After two years of dedicated work by students and faculty advisors, King was welcomed into the Alpha Phi Omega family.  Within the national organization, participating colleges receive a chapter name to distinguish themselves.  King’s new chapter will be called Alpha Eta Epsilon. 

“King students are community driven,” said Emily Loudon, director of campus life at King.  “The Alpha Phi Omega principles of leadership, friendship, and service, in addition to the longer list of principles, line up well with who King is.  Students transitioning from high school to college need something in which to be involved in.  Many high school students have invested time in church groups, mission trips, and community service organizations.  We are happy to be able to give them the opportunity to increase their involvement in community service.”

Alpha Phi Omega, founded at Lafayette College in Easton Penn., in 1925, is a national coeducational service fraternity founded on the cardinal principles of leadership, friendship and service.  It provides its members the opportunity to develop leadership skills as they provide service to their campus, to youth and the community, to the nation, and to members of the Fraternity.

Alpha Phi Omega National Service Fraternity has more than 17,000 male and female student members at 366 college campuses nationwide. More than 350,000 members have joined Alpha Phi Omega since its founding. 

The chartering ceremony held in April in King’s Fine Arts Theatre included APO chapters from The University of Tennessee Knoxville, East Tennessee State University, University of Kentucky, and the University of Mount Union who were in attendance to welcome King to the brotherhood. 

The chartering process began in fall 2010.  The process to become a charter member of APO is broken down into three stages: interest group, petitioning group, and charter. 

“We are currently working to build membership,” said Sara Hill, electronic resources librarian and the primary advisor for APO at King.  “We currently have 15 student members who have completed over 20 service projects.  These students, rising sophomores and juniors, have played significant roles in the development of our new APO chapter.  Four members spent part of their summer attending a leadership academy in Orlando, Fla., learning about building chapters, pledge membership classes, recruitment, and retention.”

For King’s chapter, each member will be required to perform a minimum of 20 hours of service per semester.  Some of the community service projects members have participated in include mentoring local children at Girls Inc., helping out at the Clothes Closet, Ronald McDonald House, as well as recycling for the library. 
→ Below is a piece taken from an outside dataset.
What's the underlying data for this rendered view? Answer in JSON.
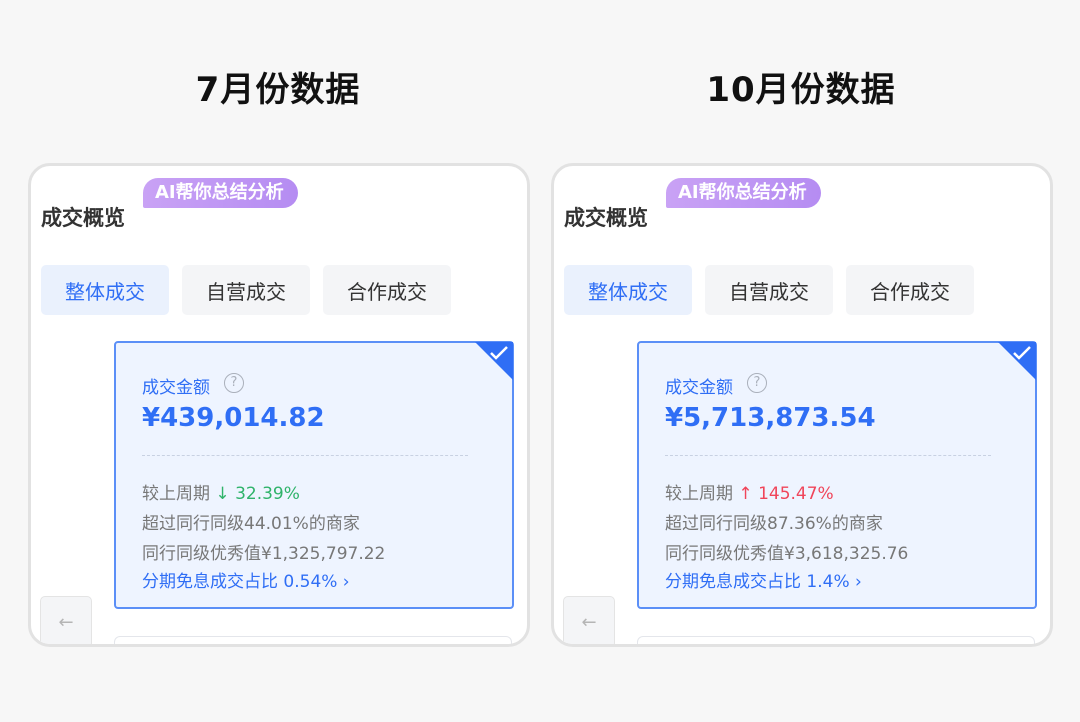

“Service projects have been on a fairly small scale so far, but as membership grows, the magnitude of the service projects will grow,” said Hills.  “We are excited about possibilities this organization will bring to King’s students as they endeavor to further King’s mission to build meaningful lives for achievement and cultural transformation in Christ.”

For information on Alpha Phi Omega or King’s chapter, Alpha Eta Epsilon, contact Sara Hill at